In 26 games with the Canadiens this season, Weber scored six goals and 16 points. Prorating those totals over an 82-game season would have given Weber roughly 19 goals and 50 points – totals that would have surpassed his 2016-17 totals of 17 goals and 42 points in 78 games. In addition to Weber’s offensive prowess, however, the Canadiens have also sorely missed the veteran’s defensive ability and leadership on the back-end.
Details About the Injury and Decision for Surgery
Included in the Canadiens announcement of Weber’s pending surgery was a statement from the team’s orthopedic surgeon, Dr. Paul Martineau.
Following the diagnosis of Shea Weber’s injury, it was our belief that after a comprehensive rehabilitation protocol under the guidance of our medical team, Shea would be able to return to play this season. Unfortunately, after extensive efforts to heal Shea’s injury, progress has not been made as expected.
After further exams, and a consultation on Wednesday in Green Bay, Wisconsin with specialist Dr. Robert Anderson, and with Shea’s approval, it has been determined that he should undergo surgery and will be out for the reminder of the season.
Our medical group will work with Shea to ensure he is pursuing the best course of treatment moving forward, and we expect him to make a full recovery and be ready for the start of training camp next season.

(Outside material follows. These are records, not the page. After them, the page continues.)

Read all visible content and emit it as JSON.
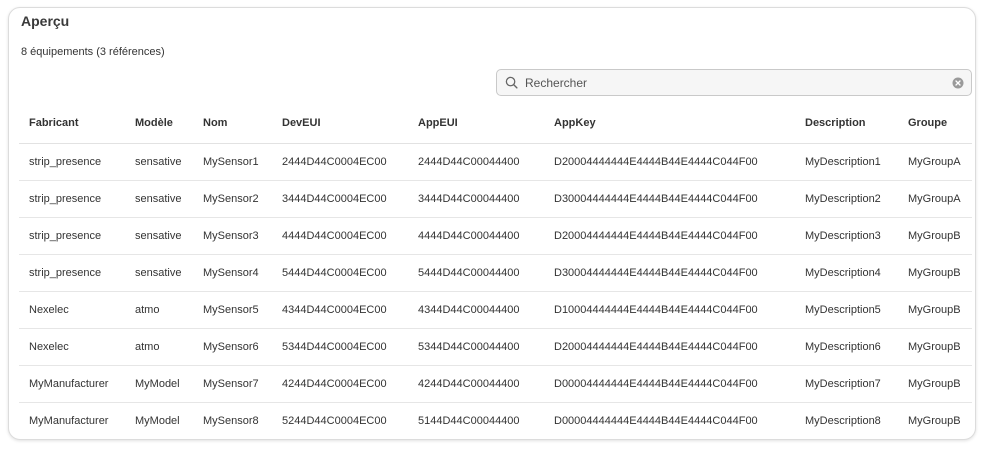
{
  "panel": {
    "title": "Aperçu",
    "summary": "8 équipements (3 références)"
  },
  "search": {
    "placeholder": "Rechercher",
    "value": "",
    "icon": "search-icon",
    "clear_icon": "clear-icon"
  },
  "table": {
    "columns": [
      "Fabricant",
      "Modèle",
      "Nom",
      "DevEUI",
      "AppEUI",
      "AppKey",
      "Description",
      "Groupe"
    ],
    "rows": [
      [
        "strip_presence",
        "sensative",
        "MySensor1",
        "2444D44C0004EC00",
        "2444D44C00044400",
        "D20004444444E4444B44E4444C044F00",
        "MyDescription1",
        "MyGroupA"
      ],
      [
        "strip_presence",
        "sensative",
        "MySensor2",
        "3444D44C0004EC00",
        "3444D44C00044400",
        "D30004444444E4444B44E4444C044F00",
        "MyDescription2",
        "MyGroupA"
      ],
      [
        "strip_presence",
        "sensative",
        "MySensor3",
        "4444D44C0004EC00",
        "4444D44C00044400",
        "D20004444444E4444B44E4444C044F00",
        "MyDescription3",
        "MyGroupB"
      ],
      [
        "strip_presence",
        "sensative",
        "MySensor4",
        "5444D44C0004EC00",
        "5444D44C00044400",
        "D30004444444E4444B44E4444C044F00",
        "MyDescription4",
        "MyGroupB"
      ],
      [
        "Nexelec",
        "atmo",
        "MySensor5",
        "4344D44C0004EC00",
        "4344D44C00044400",
        "D10004444444E4444B44E4444C044F00",
        "MyDescription5",
        "MyGroupB"
      ],
      [
        "Nexelec",
        "atmo",
        "MySensor6",
        "5344D44C0004EC00",
        "5344D44C00044400",
        "D20004444444E4444B44E4444C044F00",
        "MyDescription6",
        "MyGroupB"
      ],
      [
        "MyManufacturer",
        "MyModel",
        "MySensor7",
        "4244D44C0004EC00",
        "4244D44C00044400",
        "D00004444444E4444B44E4444C044F00",
        "MyDescription7",
        "MyGroupB"
      ],
      [
        "MyManufacturer",
        "MyModel",
        "MySensor8",
        "5244D44C0004EC00",
        "5144D44C00044400",
        "D00004444444E4444B44E4444C044F00",
        "MyDescription8",
        "MyGroupB"
      ]
    ]
  }
}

The length of his recovery will be determined following surgery, which will be performed by Dr. Anderson.
While Weber played 26 games this season, there is belief that he suffered his injury in Canadiens very first game of the season against the Buffalo Sabres. Though he was able to tough out the pain for part of the season, the injury was simply too much for Weber or the Canadiens’ medical staff to justify his participation in games.
A Big Loss for Montreal

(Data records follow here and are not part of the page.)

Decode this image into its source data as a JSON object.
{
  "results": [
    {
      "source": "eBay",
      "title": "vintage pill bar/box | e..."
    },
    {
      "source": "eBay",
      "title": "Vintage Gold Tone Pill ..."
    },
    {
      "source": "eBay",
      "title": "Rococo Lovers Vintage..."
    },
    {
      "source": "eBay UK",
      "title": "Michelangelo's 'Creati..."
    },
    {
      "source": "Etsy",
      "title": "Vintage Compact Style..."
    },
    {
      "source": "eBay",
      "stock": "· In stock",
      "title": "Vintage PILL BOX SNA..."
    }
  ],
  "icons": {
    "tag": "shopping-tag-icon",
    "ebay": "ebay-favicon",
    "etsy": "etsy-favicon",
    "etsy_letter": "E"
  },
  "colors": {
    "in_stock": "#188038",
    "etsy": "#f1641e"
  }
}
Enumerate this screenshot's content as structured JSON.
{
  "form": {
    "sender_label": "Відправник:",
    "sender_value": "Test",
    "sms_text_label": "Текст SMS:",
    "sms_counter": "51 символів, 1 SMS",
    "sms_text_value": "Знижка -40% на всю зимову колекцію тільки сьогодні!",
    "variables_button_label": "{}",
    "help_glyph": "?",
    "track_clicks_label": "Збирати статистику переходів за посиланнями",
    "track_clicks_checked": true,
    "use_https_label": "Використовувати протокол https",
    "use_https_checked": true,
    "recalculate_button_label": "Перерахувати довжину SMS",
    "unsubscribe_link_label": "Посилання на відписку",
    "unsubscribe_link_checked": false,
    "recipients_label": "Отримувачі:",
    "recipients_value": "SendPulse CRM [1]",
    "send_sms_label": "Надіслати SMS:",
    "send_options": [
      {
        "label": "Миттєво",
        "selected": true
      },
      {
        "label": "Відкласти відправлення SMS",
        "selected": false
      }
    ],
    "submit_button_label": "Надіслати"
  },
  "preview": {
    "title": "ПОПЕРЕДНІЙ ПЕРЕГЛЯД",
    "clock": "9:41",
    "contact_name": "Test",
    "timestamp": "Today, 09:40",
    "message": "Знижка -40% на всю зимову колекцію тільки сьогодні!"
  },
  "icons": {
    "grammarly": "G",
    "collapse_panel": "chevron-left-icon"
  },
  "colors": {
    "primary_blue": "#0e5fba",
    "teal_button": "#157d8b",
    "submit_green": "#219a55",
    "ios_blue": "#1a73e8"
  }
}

For the Canadiens, the loss of Weber is as big a loss as it gets. The 32-year-old blueliner has been among the best players at his position in the league for over a decade after he was selected with the 49th pick in the storied 2003 NHL Entry Draft.

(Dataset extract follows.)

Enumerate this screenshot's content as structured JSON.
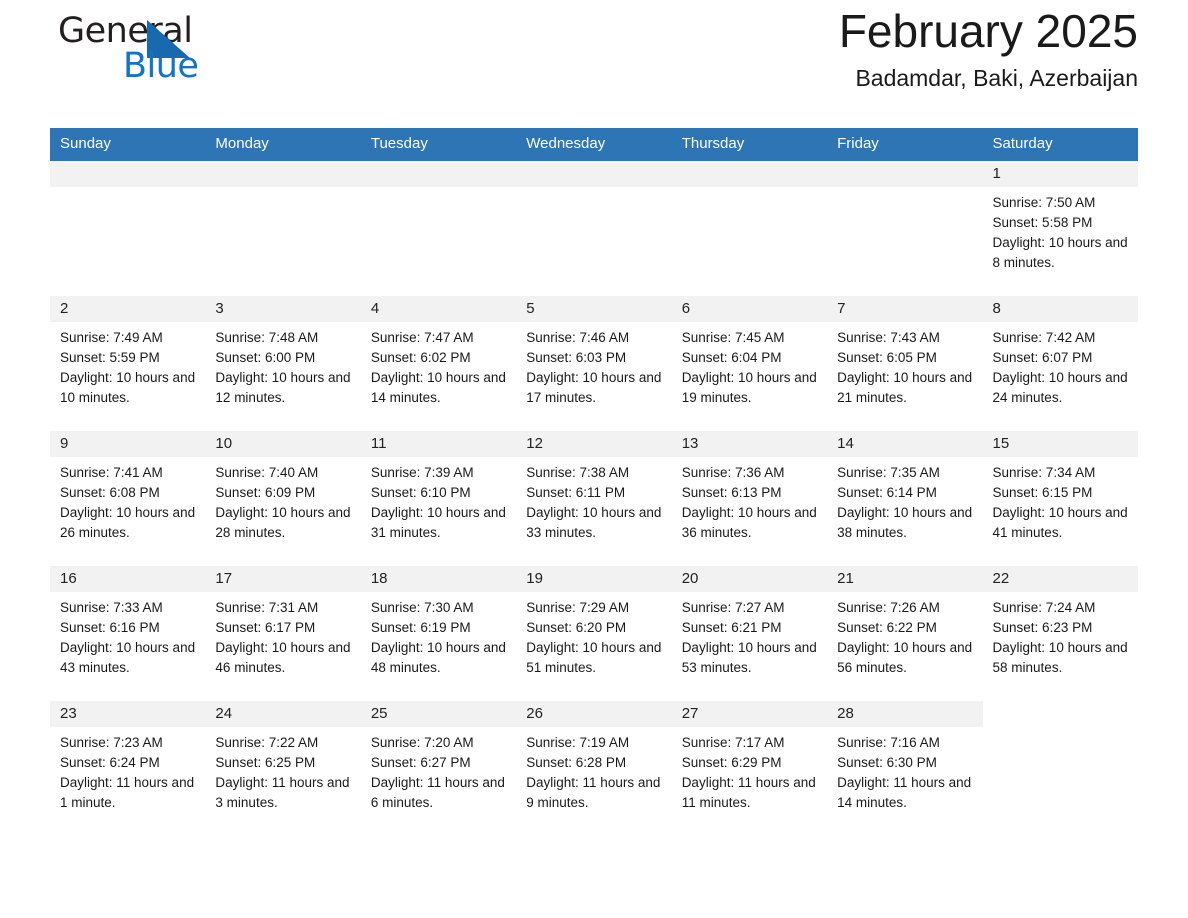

A controversial trade that saw fan-favorite defender P.K. Subban dealt to the Predators in a one-for-one swap has created an extra narrative around Weber’s time in Montreal, but that shouldn’t overshadow the player that he is and has always been in the NHL. At 6 foot 4 and 230 pounds, Weber’s size, booming slap shot and experience in the league makes him as fearsome an opponent as it gets in the NHL.
Beyond this season, Weber still has another eight seasons under contract with the Canadiens with an annual cap hit of $7.857 million a year; one of the heftier contracts for a player in NHL history.